It began a tentatively, a little like re-igniting an old romance after drifting apart. Rioja was one of my first (vinous) loves, so there was an element of familiarity that made access easier.
When I was a student, Civil Service Wine & Spirit Store (now defunct) imported Marquis de Romerol. The 1959 vintage – fifteen years old at the time – was the current stock on hand and it sold for the princely sum of R1-08 (just a little less than a Nederburg Cabernet). It was hard not to fall in love. About ten years later I secured the agency for Marques de Riscal, pioneers in the region and pretty much founders of the appellation in the aftermath of the late 19th century catastrophes which almost wiped out the French wine industry.
I was struck by how dedicated they were to wine quality (in the most modern sense of the word) but how old-fashioned they were when it came to commercial relationships. I saw someone hand-bottling 187ml bottles from a cask, and asked why this wasn't done by machine.

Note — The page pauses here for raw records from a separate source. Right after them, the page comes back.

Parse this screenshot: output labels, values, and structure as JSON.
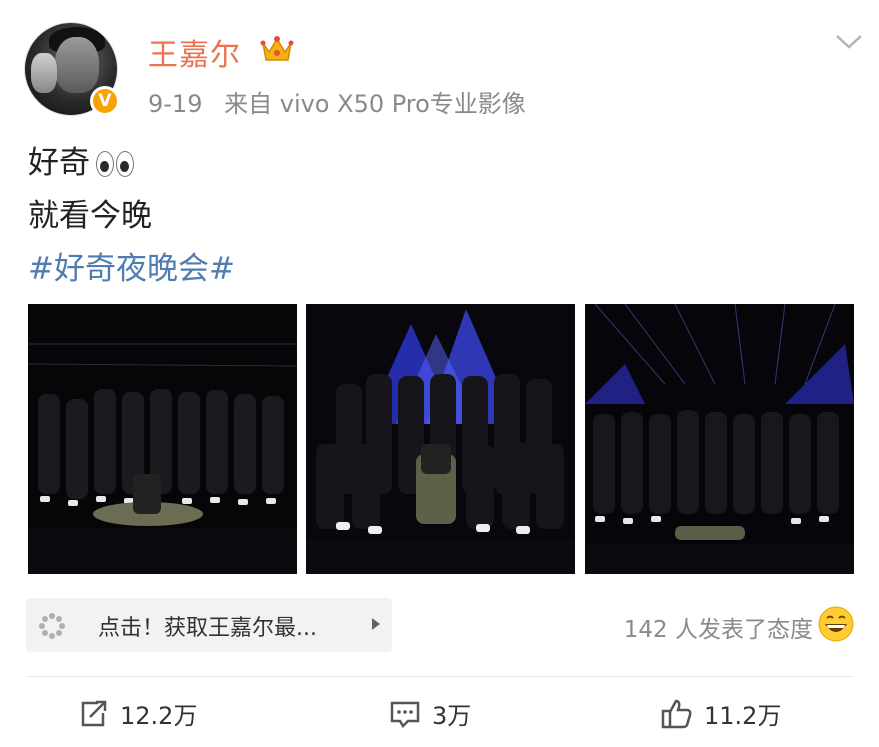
{
  "post": {
    "author": "王嘉尔",
    "verified_badge": "V",
    "date": "9-19",
    "source": "来自 vivo X50 Pro专业影像",
    "text_line1": "好奇",
    "text_line2": "就看今晚",
    "hashtag": "#好奇夜晚会#"
  },
  "icons": {
    "crown": "crown-icon",
    "dropdown": "chevron-down-icon",
    "eyes": "eyes-emoji-icon"
  },
  "photos": [
    {
      "label": "group-photo-1"
    },
    {
      "label": "group-photo-2"
    },
    {
      "label": "group-photo-3"
    }
  ],
  "promo_bar": {
    "text": "点击！获取王嘉尔最..."
  },
  "reactions": {
    "summary": "142 人发表了态度"
  },
  "actions": {
    "repost_count": "12.2万",
    "comment_count": "3万",
    "like_count": "11.2万"
  },
  "colors": {
    "name": "#eb7350",
    "hashtag": "#507daf",
    "badge": "#f7a200",
    "meta": "#8a8a8a"
  }
}
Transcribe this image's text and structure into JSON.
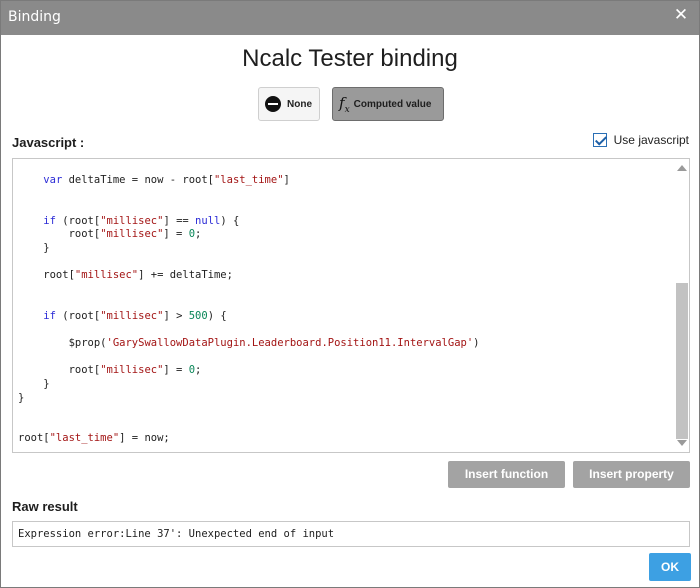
{
  "window": {
    "title": "Binding",
    "close_glyph": "✕"
  },
  "heading": "Ncalc Tester binding",
  "modes": {
    "none_label": "None",
    "computed_label": "Computed value",
    "selected": "Computed value"
  },
  "javascript_label": "Javascript :",
  "use_javascript": {
    "label": "Use javascript",
    "checked": true
  },
  "code_lines": [
    "    var deltaTime = now - root[\"last_time\"]",
    "",
    "",
    "    if (root[\"millisec\"] == null) {",
    "        root[\"millisec\"] = 0;",
    "    }",
    "",
    "    root[\"millisec\"] += deltaTime;",
    "",
    "",
    "    if (root[\"millisec\"] > 500) {",
    "",
    "        $prop('GarySwallowDataPlugin.Leaderboard.Position11.IntervalGap')",
    "",
    "        root[\"millisec\"] = 0;",
    "    }",
    "}",
    "",
    "",
    "root[\"last_time\"] = now;"
  ],
  "buttons": {
    "insert_function": "Insert function",
    "insert_property": "Insert property",
    "ok": "OK"
  },
  "raw_result_label": "Raw result",
  "raw_result_value": "Expression error:Line 37': Unexpected end of input",
  "icons": {
    "none": "no-entry-icon",
    "computed": "function-icon",
    "close": "close-icon"
  },
  "colors": {
    "titlebar": "#8a8a8a",
    "selected_mode": "#9a9a9a",
    "ok_button": "#3da0e3",
    "keyword": "#2b2bd6",
    "string": "#a31515",
    "number": "#098658"
  }
}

I was told that they had only one customer who still ordered that size and it didn't make sense to include it in the automatic bottling line. “Why don't you tell them you've discontinued the pack size,” I asked. “It wouldn't be right,” they replied, “they've been ordering it for the last 120 years.”
This pretty much sums up my experience of the wine business in Spain, and which in turn has made getting involved with different producers and different appellations much easier. Three trips in less than a year saw several additions to our wine list. These include Cosme Palacio from Rioja, whose top cuvée won the most coveted award at the Salon des Gourmets I attended last year. We've also included a Rioja selection from Berronia, now a subsidiary of Gonzalez Byass, source of many of Spain's most fabulous aged sherries.

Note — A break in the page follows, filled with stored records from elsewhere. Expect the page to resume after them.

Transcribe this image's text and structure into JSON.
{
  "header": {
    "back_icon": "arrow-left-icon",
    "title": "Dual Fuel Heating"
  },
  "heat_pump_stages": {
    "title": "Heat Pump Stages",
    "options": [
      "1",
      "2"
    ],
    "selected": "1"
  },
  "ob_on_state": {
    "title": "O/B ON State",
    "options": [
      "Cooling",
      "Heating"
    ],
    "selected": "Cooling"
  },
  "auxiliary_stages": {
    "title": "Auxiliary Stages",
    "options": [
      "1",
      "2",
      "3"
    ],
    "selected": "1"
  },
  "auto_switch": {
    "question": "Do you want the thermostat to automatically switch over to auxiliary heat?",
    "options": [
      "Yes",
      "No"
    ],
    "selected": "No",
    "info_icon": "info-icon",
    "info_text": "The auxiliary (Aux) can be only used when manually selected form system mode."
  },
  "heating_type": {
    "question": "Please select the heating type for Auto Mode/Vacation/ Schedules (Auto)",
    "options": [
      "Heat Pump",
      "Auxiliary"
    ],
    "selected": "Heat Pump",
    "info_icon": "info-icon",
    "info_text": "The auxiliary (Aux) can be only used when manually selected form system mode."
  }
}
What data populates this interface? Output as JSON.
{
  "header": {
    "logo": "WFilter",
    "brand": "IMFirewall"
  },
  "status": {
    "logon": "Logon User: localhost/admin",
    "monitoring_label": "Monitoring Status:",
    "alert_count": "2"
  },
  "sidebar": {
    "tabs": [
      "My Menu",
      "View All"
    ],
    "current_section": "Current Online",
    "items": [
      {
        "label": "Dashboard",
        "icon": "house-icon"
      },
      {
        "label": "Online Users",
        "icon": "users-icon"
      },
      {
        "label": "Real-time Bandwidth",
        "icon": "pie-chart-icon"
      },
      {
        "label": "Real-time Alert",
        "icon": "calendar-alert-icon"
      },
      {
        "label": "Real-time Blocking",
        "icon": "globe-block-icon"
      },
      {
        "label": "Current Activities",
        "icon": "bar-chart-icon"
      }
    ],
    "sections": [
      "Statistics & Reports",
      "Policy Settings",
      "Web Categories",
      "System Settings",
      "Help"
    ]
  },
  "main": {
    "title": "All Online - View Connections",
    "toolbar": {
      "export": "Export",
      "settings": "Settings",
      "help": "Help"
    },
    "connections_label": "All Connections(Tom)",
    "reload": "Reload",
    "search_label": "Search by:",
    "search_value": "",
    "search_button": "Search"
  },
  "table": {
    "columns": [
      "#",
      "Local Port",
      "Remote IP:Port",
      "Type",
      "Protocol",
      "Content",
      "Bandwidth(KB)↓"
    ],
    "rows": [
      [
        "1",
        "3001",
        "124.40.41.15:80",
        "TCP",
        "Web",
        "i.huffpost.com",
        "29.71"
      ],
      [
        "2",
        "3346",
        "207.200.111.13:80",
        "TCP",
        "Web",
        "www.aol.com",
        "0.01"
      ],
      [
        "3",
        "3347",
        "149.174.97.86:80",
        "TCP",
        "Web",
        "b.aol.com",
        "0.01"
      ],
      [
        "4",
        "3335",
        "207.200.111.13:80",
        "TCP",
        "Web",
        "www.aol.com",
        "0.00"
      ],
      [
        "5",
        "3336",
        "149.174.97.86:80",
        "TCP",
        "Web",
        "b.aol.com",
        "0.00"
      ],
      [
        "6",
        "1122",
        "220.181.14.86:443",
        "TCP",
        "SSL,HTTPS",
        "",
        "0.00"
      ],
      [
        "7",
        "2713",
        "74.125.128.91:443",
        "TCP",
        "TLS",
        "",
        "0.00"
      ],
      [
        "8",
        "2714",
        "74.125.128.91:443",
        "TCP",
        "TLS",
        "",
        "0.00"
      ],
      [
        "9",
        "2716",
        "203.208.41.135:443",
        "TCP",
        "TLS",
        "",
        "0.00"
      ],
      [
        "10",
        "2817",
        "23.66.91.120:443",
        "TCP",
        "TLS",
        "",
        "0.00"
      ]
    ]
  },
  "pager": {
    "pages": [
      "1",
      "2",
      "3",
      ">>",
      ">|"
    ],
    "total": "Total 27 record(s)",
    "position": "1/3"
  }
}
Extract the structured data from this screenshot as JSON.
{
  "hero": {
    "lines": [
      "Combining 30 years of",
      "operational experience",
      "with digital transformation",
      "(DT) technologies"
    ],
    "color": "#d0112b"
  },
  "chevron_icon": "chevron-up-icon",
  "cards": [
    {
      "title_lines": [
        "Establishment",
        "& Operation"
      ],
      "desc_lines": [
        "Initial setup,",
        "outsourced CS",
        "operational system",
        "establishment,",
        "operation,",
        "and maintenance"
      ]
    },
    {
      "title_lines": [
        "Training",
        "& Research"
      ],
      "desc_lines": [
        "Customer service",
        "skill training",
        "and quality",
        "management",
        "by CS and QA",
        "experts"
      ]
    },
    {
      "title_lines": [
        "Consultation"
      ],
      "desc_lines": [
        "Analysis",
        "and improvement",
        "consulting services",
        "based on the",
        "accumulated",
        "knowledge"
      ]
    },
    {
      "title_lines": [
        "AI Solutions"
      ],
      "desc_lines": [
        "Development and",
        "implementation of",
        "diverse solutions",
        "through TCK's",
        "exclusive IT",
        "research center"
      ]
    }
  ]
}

The Ribera del Duero, once home to some of the most admired bacterially-infected wines in the world, is now a treasure trove of tempranillo-based reds which are often softer and a little richer than the wines of Rioja. We didn't intend to have two suppliers from the region – but unable to decide which of the two on my shortlist we preferred, we solved the problem by bringing in both Arroyo and Viña Mayor. No Spanish range today would be be complete without a few examples of Albariño from Galicia, which is what brought us to discover Villarei, with the their single cultivar wines, as well as a fabulous white blend (Altos de Torona Rosal). Once you're that far to the north and west, you may as well add Bierzo to your itinerary – and discover the extraordinary reds made from the Mencia grape, and the Meursault-like whites produced from Godello.

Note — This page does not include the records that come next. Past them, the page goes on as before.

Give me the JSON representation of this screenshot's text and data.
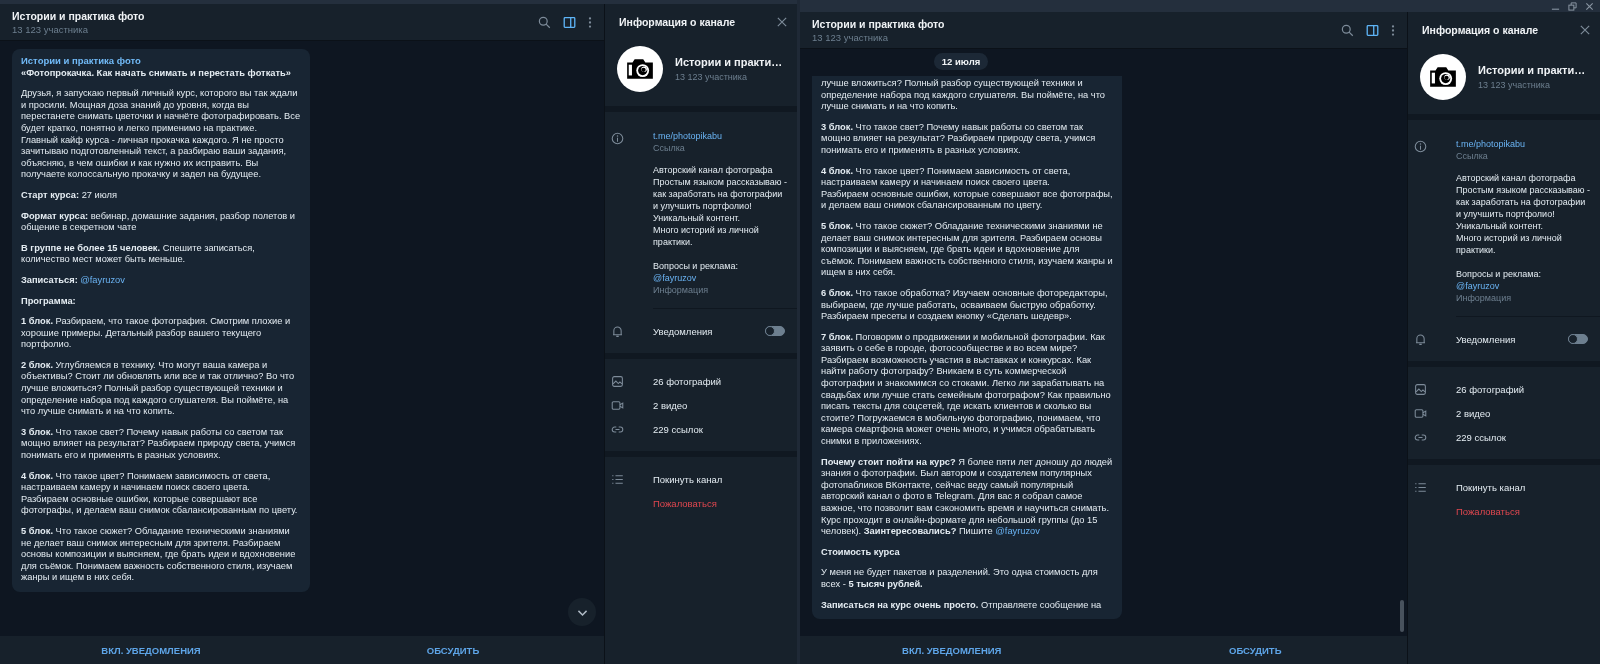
{
  "windows": [
    {
      "titlebar": {
        "window_controls": false
      },
      "chat": {
        "title": "Истории и практика фото",
        "subtitle": "13 123 участника",
        "info_toggle_selected": true
      },
      "message": {
        "author": "Истории и практика фото",
        "paragraphs": [
          {
            "kind": "heading",
            "text": "«Фотопрокачка. Как начать снимать и перестать фоткать»"
          },
          {
            "kind": "text",
            "text": "Друзья, я запускаю первый личный курс, которого вы так ждали и просили. Мощная доза знаний до уровня, когда вы перестанете снимать цветочки и начнёте фотографировать. Все будет кратко, понятно и легко применимо на практике.\nГлавный кайф курса - личная прокачка каждого. Я не просто зачитываю подготовленный текст, а разбираю ваши задания, объясняю, в чем ошибки и как нужно их исправить. Вы получаете колоссальную прокачку и задел на будущее."
          },
          {
            "kind": "text",
            "text": "**Старт курса:** 27 июля"
          },
          {
            "kind": "text",
            "text": "**Формат курса:** вебинар, домашние задания, разбор полетов и общение в секретном чате"
          },
          {
            "kind": "text",
            "text": "**В группе не более 15 человек.** Спешите записаться, количество мест может быть меньше."
          },
          {
            "kind": "text",
            "text": "**Записаться:** ",
            "mention": "@fayruzov"
          },
          {
            "kind": "heading",
            "text": "Программа:"
          },
          {
            "kind": "text",
            "text": "**1 блок.** Разбираем, что такое фотография. Смотрим плохие и хорошие примеры. Детальный разбор вашего текущего портфолио."
          },
          {
            "kind": "text",
            "text": "**2 блок.** Углубляемся в технику. Что могут ваша камера и объективы? Стоит ли обновлять или все и так отлично? Во что лучше вложиться? Полный разбор существующей техники и определение набора под каждого слушателя. Вы поймёте, на что лучше снимать и на что копить."
          },
          {
            "kind": "text",
            "text": "**3 блок.** Что такое свет? Почему навык работы со светом так мощно влияет на результат? Разбираем природу света, учимся понимать его и применять в разных условиях."
          },
          {
            "kind": "text",
            "text": "**4 блок.** Что такое цвет? Понимаем зависимость от света, настраиваем камеру и начинаем поиск своего цвета.\nРазбираем основные ошибки, которые совершают все фотографы, и делаем ваш снимок сбалансированным по цвету."
          },
          {
            "kind": "text",
            "text": "**5 блок.** Что такое сюжет? Обладание техническими знаниями не делает ваш снимок интересным для зрителя. Разбираем основы композиции и выясняем, где брать идеи и вдохновение для съёмок. Понимаем важность собственного стиля, изучаем жанры и ищем в них себя."
          }
        ]
      },
      "scroll_down_button": true,
      "scrollbar": false,
      "footer_buttons": [
        "ВКЛ. УВЕДОМЛЕНИЯ",
        "ОБСУДИТЬ"
      ],
      "info": {
        "title": "Информация о канале",
        "name": "Истории и практи…",
        "members": "13 123 участника",
        "link": "t.me/photopikabu",
        "link_label": "Ссылка",
        "description": "Авторский канал фотографа\nПростым языком рассказываю - как заработать на фотографии и улучшить портфолио!\nУникальный контент.\nМного историй из личной практики.",
        "contact_label": "Вопросы и реклама:",
        "contact": "@fayruzov",
        "description_label": "Информация",
        "notifications": {
          "label": "Уведомления",
          "on": false
        },
        "media": [
          {
            "kind": "photos",
            "label": "26 фотографий"
          },
          {
            "kind": "videos",
            "label": "2 видео"
          },
          {
            "kind": "links",
            "label": "229 ссылок"
          }
        ],
        "actions": [
          {
            "kind": "leave",
            "label": "Покинуть канал"
          },
          {
            "kind": "report",
            "label": "Пожаловаться"
          }
        ]
      }
    },
    {
      "titlebar": {
        "window_controls": true
      },
      "chat": {
        "title": "Истории и практика фото",
        "subtitle": "13 123 участника",
        "info_toggle_selected": true
      },
      "date_badge": "12 июля",
      "message": {
        "paragraphs": [
          {
            "kind": "text",
            "text": "лучше вложиться? Полный разбор существующей техники и определение набора под каждого слушателя. Вы поймёте, на что лучше снимать и на что копить."
          },
          {
            "kind": "text",
            "text": "**3 блок.** Что такое свет? Почему навык работы со светом так мощно влияет на результат? Разбираем природу света, учимся понимать его и применять в разных условиях."
          },
          {
            "kind": "text",
            "text": "**4 блок.** Что такое цвет? Понимаем зависимость от света, настраиваем камеру и начинаем поиск своего цвета.\nРазбираем основные ошибки, которые совершают все фотографы, и делаем ваш снимок сбалансированным по цвету."
          },
          {
            "kind": "text",
            "text": "**5 блок.** Что такое сюжет? Обладание техническими знаниями не делает ваш снимок интересным для зрителя. Разбираем основы композиции и выясняем, где брать идеи и вдохновение для съёмок. Понимаем важность собственного стиля, изучаем жанры и ищем в них себя."
          },
          {
            "kind": "text",
            "text": "**6 блок.** Что такое обработка? Изучаем основные фоторедакторы, выбираем, где лучше работать, осваиваем быструю обработку. Разбираем пресеты и создаем кнопку «Сделать шедевр»."
          },
          {
            "kind": "text",
            "text": "**7 блок.** Поговорим о продвижении и мобильной фотографии. Как заявить о себе в городе, фотосообществе и во всем мире? Разбираем возможность участия в выставках и конкурсах. Как найти работу фотографу? Вникаем в суть коммерческой фотографии и знакомимся со стоками. Легко ли зарабатывать на свадьбах или лучше стать семейным фотографом? Как правильно писать тексты для соцсетей, где искать клиентов и сколько вы стоите? Погружаемся в мобильную фотографию, понимаем, что камера смартфона может очень много, и учимся обрабатывать снимки в приложениях."
          },
          {
            "kind": "text",
            "text": "**Почему стоит пойти на курс?** Я более пяти лет доношу до людей знания о фотографии. Был автором и создателем популярных фотопабликов ВКонтакте, сейчас веду самый популярный авторский канал о фото в Telegram. Для вас я собрал самое важное, что позволит вам сэкономить время и научиться снимать. Курс проходит в онлайн-формате для небольшой группы (до 15 человек). **Заинтересовались?** Пишите ",
            "mention": "@fayruzov"
          },
          {
            "kind": "heading",
            "text": "Стоимость курса"
          },
          {
            "kind": "text",
            "text": "У меня не будет пакетов и разделений. Это одна стоимость для всех - **5 тысяч рублей.**"
          },
          {
            "kind": "text",
            "text": "**Записаться на курс очень просто.** Отправляете сообщение на"
          }
        ]
      },
      "scroll_down_button": false,
      "scrollbar": true,
      "footer_buttons": [
        "ВКЛ. УВЕДОМЛЕНИЯ",
        "ОБСУДИТЬ"
      ],
      "info": {
        "title": "Информация о канале",
        "name": "Истории и практи…",
        "members": "13 123 участника",
        "link": "t.me/photopikabu",
        "link_label": "Ссылка",
        "description": "Авторский канал фотографа\nПростым языком рассказываю - как заработать на фотографии и улучшить портфолио!\nУникальный контент.\nМного историй из личной практики.",
        "contact_label": "Вопросы и реклама:",
        "contact": "@fayruzov",
        "description_label": "Информация",
        "notifications": {
          "label": "Уведомления",
          "on": false
        },
        "media": [
          {
            "kind": "photos",
            "label": "26 фотографий"
          },
          {
            "kind": "videos",
            "label": "2 видео"
          },
          {
            "kind": "links",
            "label": "229 ссылок"
          }
        ],
        "actions": [
          {
            "kind": "leave",
            "label": "Покинуть канал"
          },
          {
            "kind": "report",
            "label": "Пожаловаться"
          }
        ]
      }
    }
  ]
}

Finally, any true romance with the wines of Spain would be incomplete without an intimate knowledge of Sherry – one of the oldest appellations of the modern world. Gonzalez Byass – best known for its Tio Pepe brand – is home to single cask bottlings of great Finos, tiny releases which are never fined and never filtered, as well as a range of aged Amontillados, Olorosos, Pedro Ximenez and Palo Cortados.